Cape Canaveral To Unveil City’s First Heritage Marker Wednesday At Center Street Park
By Ray Osborne // December 15, 2015
Native American burial mounds 1,400 years old
BREVARD COUNTY • CAPE CANAVERAL, FLORIDA – Please join us as we proudly recognize Cape Canaveral’s rich history with the unveiling of the City’s first Florida Heritage Marker on Wednesday, Dec. 16 at 1 p.m. at Center Street Park.
The Florida Division of Historical Resources has recognized Cape Canaveral’s own “Carter-Fuller Mound Complex” as a significant historical resource for the State of Florida.
Excavated in 1933, this series of Native American burial mounds dates back more than 1,400 years.
To honor the cultural legacy of some of Cape Canaveral’s earliest residents, the Brevard County Historical Commission and the Tourist Development Council have sponsored the acquisition of a State Historical Marker at Center Street Park, near the site of the original excavations.
As the city historian I want to thank the City of Cape Canaveral for pursuing this historical marker project I started back in 2012. We have an ancient history that we can all be proud of.
I am excited that we can continue with historic preservation in all manners for our community. I’m asking that this event be videotaped for archival purposes so people of future generations will witness this important event.
– Ray Osborne, City of Cape Canaveral Historian
FOR MORE INFORMATION E-MAL email@example.com

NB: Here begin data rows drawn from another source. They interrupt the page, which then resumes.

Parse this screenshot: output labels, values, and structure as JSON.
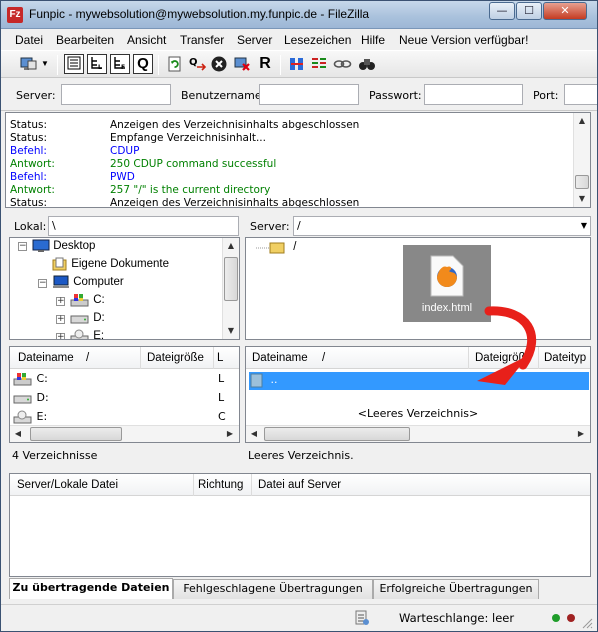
{
  "window": {
    "app_icon": "Fz",
    "title": "Funpic - mywebsolution@mywebsolution.my.funpic.de - FileZilla",
    "minimize_glyph": "—",
    "maximize_glyph": "☐",
    "close_glyph": "✕"
  },
  "menu": [
    "Datei",
    "Bearbeiten",
    "Ansicht",
    "Transfer",
    "Server",
    "Lesezeichen",
    "Hilfe",
    "Neue Version verfügbar!"
  ],
  "toolbar": {
    "icons": [
      "site-manager-icon",
      "dropdown-arrow-icon",
      "toggle-log-icon",
      "toggle-local-tree-icon",
      "toggle-remote-tree-icon",
      "toggle-queue-icon",
      "refresh-icon",
      "process-queue-icon",
      "cancel-icon",
      "disconnect-icon",
      "reconnect-icon",
      "directory-compare-icon",
      "filter-icon",
      "sync-browse-icon",
      "search-icon"
    ],
    "queue_glyph": "Q",
    "reconnect_glyph": "R"
  },
  "quickconnect": {
    "server_label": "Server:",
    "user_label": "Benutzername:",
    "password_label": "Passwort:",
    "port_label": "Port:",
    "server_value": "",
    "user_value": "",
    "password_value": "",
    "port_value": ""
  },
  "log": [
    {
      "type": "Status:",
      "msg": "Anzeigen des Verzeichnisinhalts abgeschlossen",
      "color": "#000000"
    },
    {
      "type": "Status:",
      "msg": "Empfange Verzeichnisinhalt...",
      "color": "#000000"
    },
    {
      "type": "Befehl:",
      "msg": "CDUP",
      "color": "#0000ff"
    },
    {
      "type": "Antwort:",
      "msg": "250 CDUP command successful",
      "color": "#008000"
    },
    {
      "type": "Befehl:",
      "msg": "PWD",
      "color": "#0000ff"
    },
    {
      "type": "Antwort:",
      "msg": "257 \"/\" is the current directory",
      "color": "#008000"
    },
    {
      "type": "Status:",
      "msg": "Anzeigen des Verzeichnisinhalts abgeschlossen",
      "color": "#000000"
    }
  ],
  "local": {
    "label": "Lokal:",
    "path": "\\",
    "tree": [
      {
        "label": "Desktop",
        "icon": "desktop-icon"
      },
      {
        "label": "Eigene Dokumente",
        "icon": "documents-folder-icon"
      },
      {
        "label": "Computer",
        "icon": "computer-icon"
      },
      {
        "label": "C:",
        "icon": "windows-drive-icon"
      },
      {
        "label": "D:",
        "icon": "drive-icon"
      },
      {
        "label": "E:",
        "icon": "cd-drive-icon"
      }
    ],
    "columns": [
      "Dateiname",
      "Dateigröße",
      "L"
    ],
    "files": [
      {
        "name": "C:",
        "icon": "windows-drive-icon",
        "tail": "L"
      },
      {
        "name": "D:",
        "icon": "drive-icon",
        "tail": "L"
      },
      {
        "name": "E:",
        "icon": "cd-drive-icon",
        "tail": "C"
      }
    ],
    "status": "4 Verzeichnisse"
  },
  "remote": {
    "label": "Server:",
    "path": "/",
    "tree": [
      {
        "label": "/",
        "icon": "folder-icon"
      }
    ],
    "columns": [
      "Dateiname",
      "Dateigröße",
      "Dateityp"
    ],
    "files": [
      {
        "name": "..",
        "icon": "folder-icon"
      }
    ],
    "empty_text": "<Leeres Verzeichnis>",
    "status": "Leeres Verzeichnis."
  },
  "sort_indicator": "/",
  "drag_overlay": {
    "label": "index.html",
    "icon": "firefox-html-file-icon",
    "arrow_color": "#e8201a"
  },
  "queue": {
    "columns": [
      "Server/Lokale Datei",
      "Richtung",
      "Datei auf Server"
    ]
  },
  "tabs": [
    "Zu übertragende Dateien",
    "Fehlgeschlagene Übertragungen",
    "Erfolgreiche Übertragungen"
  ],
  "statusbar": {
    "queue_text": "Warteschlange: leer",
    "led_colors": [
      "#1f9d2a",
      "#a02222"
    ]
  }
}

Historical Marker Text:
Before modern construction, a complex of six burial mounds occupied this location. They were built by the ancestors of the prehistoric Ais Tribe, a group who occupied the Cape Canaveral area at the time of European contact.
Based on pottery styles and the presence of European materials discovered here, the age of these mounds range from AD 600 to the 16th century.
In the 1930s, Dr. George Woodbury, under the direction of the Smithsonian Institutes’s Bureau of Ethnology and the Peabody Museum, initiated a series of archaeological investigations into several American Indian mound sites near here.
With the help of local laborers provided by the New Deal’s Civil Works Administration, excavations on the properties revealed the remains of more than 100 individuals that included men, women, and children. Along with these burials, dozens of ornamental and utilitarian artifacts made of bone, shell and stone were recovered.
Many of these artifacts are still housed at the National Museum of Natural History in Washington D.C. and the Peabody Museum in Massachusetts.
ABOVE MAP: Please join us as we proudly recognize Cape Canaveral’s rich history with the unveiling of the City’s first Florida Heritage Marker on Wednesday, Dec. 16 at 1 p.m. at Center Street Park.